App and web page records:
:::::
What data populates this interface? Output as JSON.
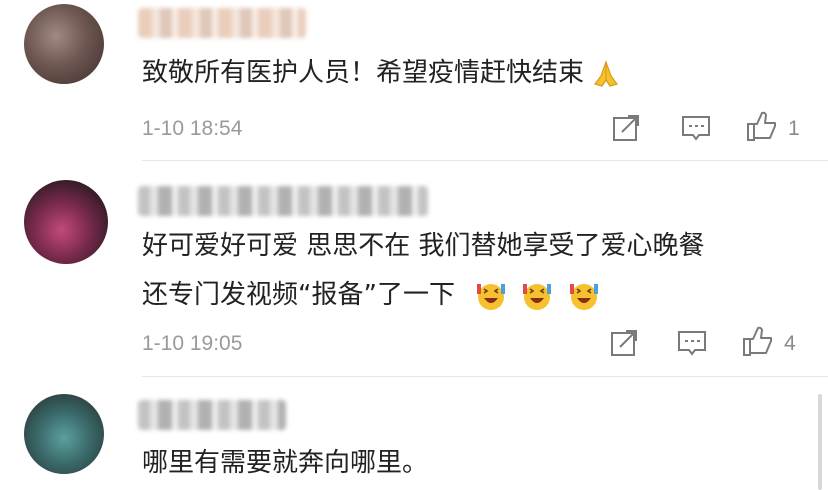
{
  "comments": [
    {
      "text": "致敬所有医护人员！希望疫情赶快结束",
      "time": "1-10 18:54",
      "likes": "1"
    },
    {
      "text_line1": "好可爱好可爱 思思不在 我们替她享受了爱心晚餐",
      "text_line2": "还专门发视频“报备”了一下",
      "time": "1-10 19:05",
      "likes": "4"
    },
    {
      "text": "哪里有需要就奔向哪里。"
    }
  ],
  "icons": {
    "share": "share-icon",
    "comment": "comment-icon",
    "like": "thumbs-up-icon",
    "pray": "praying-hands-emoji",
    "laugh": "laughing-emoji"
  },
  "colors": {
    "text": "#222222",
    "meta": "#9a9a9a",
    "divider": "#e6e6e6",
    "emoji": "#f6c12f"
  }
}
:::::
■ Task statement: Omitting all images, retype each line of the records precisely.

■ Response to this task:
What data populates this interface? Output as JSON.
{
  "comments": [
    {
      "text": "致敬所有医护人员！希望疫情赶快结束",
      "time": "1-10 18:54",
      "likes": "1"
    },
    {
      "text_line1": "好可爱好可爱 思思不在 我们替她享受了爱心晚餐",
      "text_line2": "还专门发视频“报备”了一下",
      "time": "1-10 19:05",
      "likes": "4"
    },
    {
      "text": "哪里有需要就奔向哪里。"
    }
  ],
  "icons": {
    "share": "share-icon",
    "comment": "comment-icon",
    "like": "thumbs-up-icon",
    "pray": "praying-hands-emoji",
    "laugh": "laughing-emoji"
  },
  "colors": {
    "text": "#222222",
    "meta": "#9a9a9a",
    "divider": "#e6e6e6",
    "emoji": "#f6c12f"
  }
}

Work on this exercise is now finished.